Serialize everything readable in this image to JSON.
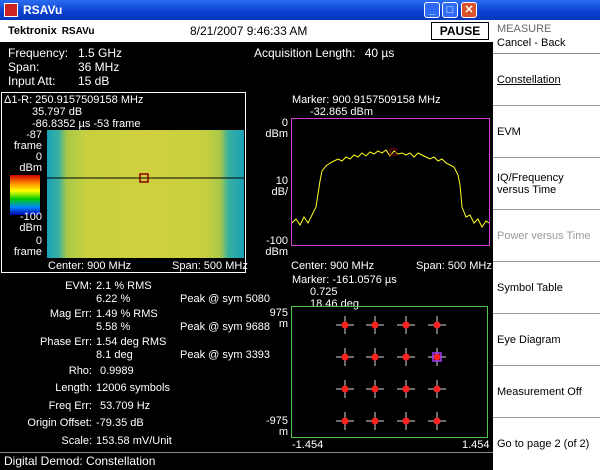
{
  "window": {
    "title": "RSAVu"
  },
  "header": {
    "brand": "Tektronix",
    "brand_sub": "RSAVu",
    "datetime": "8/21/2007 9:46:33 AM",
    "pause": "PAUSE"
  },
  "settings": {
    "frequency_label": "Frequency:",
    "frequency": "1.5 GHz",
    "span_label": "Span:",
    "span": "36 MHz",
    "input_att_label": "Input Att:",
    "input_att": "15 dB",
    "acq_label": "Acquisition Length:",
    "acq": "40 µs"
  },
  "spectrogram": {
    "line1": "Δ1-R: 250.9157509158 MHz",
    "line2": "35.797 dB",
    "line3": "-86.8352 µs  -53 frame",
    "y_top_val": "-87",
    "y_top_unit": "frame",
    "y_0": "0",
    "y_dbm": "dBm",
    "y_m100": "-100",
    "y_dbm2": "dBm",
    "y_bot_val": "0",
    "y_bot_unit": "frame",
    "center": "Center: 900 MHz",
    "span": "Span: 500 MHz"
  },
  "spectrum": {
    "marker": "Marker: 900.9157509158 MHz",
    "marker_val": "-32.865 dBm",
    "y_0": "0",
    "y_dbm": "dBm",
    "y_10": "10",
    "y_dbdiv": "dB/",
    "y_m100": "-100",
    "y_dbm2": "dBm",
    "center": "Center: 900 MHz",
    "span": "Span: 500 MHz"
  },
  "constellation": {
    "marker": "Marker: -161.0576 µs",
    "marker_val1": "0.725",
    "marker_val2": "18.46 deg",
    "y_top": "975",
    "y_top_unit": "m",
    "y_bot": "-975",
    "y_bot_unit": "m",
    "x_left": "-1.454",
    "x_right": "1.454"
  },
  "metrics": {
    "evm_label": "EVM:",
    "evm_rms": "2.1  % RMS",
    "evm_pct": "6.22 %",
    "evm_peak": "Peak @ sym 5080",
    "mag_label": "Mag Err:",
    "mag_rms": "1.49 % RMS",
    "mag_pct": "5.58 %",
    "mag_peak": "Peak @ sym 9688",
    "phase_label": "Phase Err:",
    "phase_rms": "1.54 deg RMS",
    "phase_deg": "8.1  deg",
    "phase_peak": "Peak @ sym 3393",
    "rho_label": "Rho:",
    "rho": "0.9989",
    "length_label": "Length:",
    "length": "12006 symbols",
    "freq_label": "Freq Err:",
    "freq": "53.709 Hz",
    "origin_label": "Origin Offset:",
    "origin": "-79.35 dB",
    "scale_label": "Scale:",
    "scale": "153.58  mV/Unit"
  },
  "status": "Digital Demod: Constellation",
  "sidemenu": {
    "header1": "MEASURE",
    "header2": "Cancel - Back",
    "items": [
      "Constellation",
      "EVM",
      "IQ/Frequency versus Time",
      "Power versus Time",
      "Symbol Table",
      "Eye Diagram",
      "Measurement Off",
      "Go to page 2 (of 2)"
    ]
  }
}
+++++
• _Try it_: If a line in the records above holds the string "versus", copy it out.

• _Expected answer_:
      "IQ/Frequency versus Time",
      "Power versus Time",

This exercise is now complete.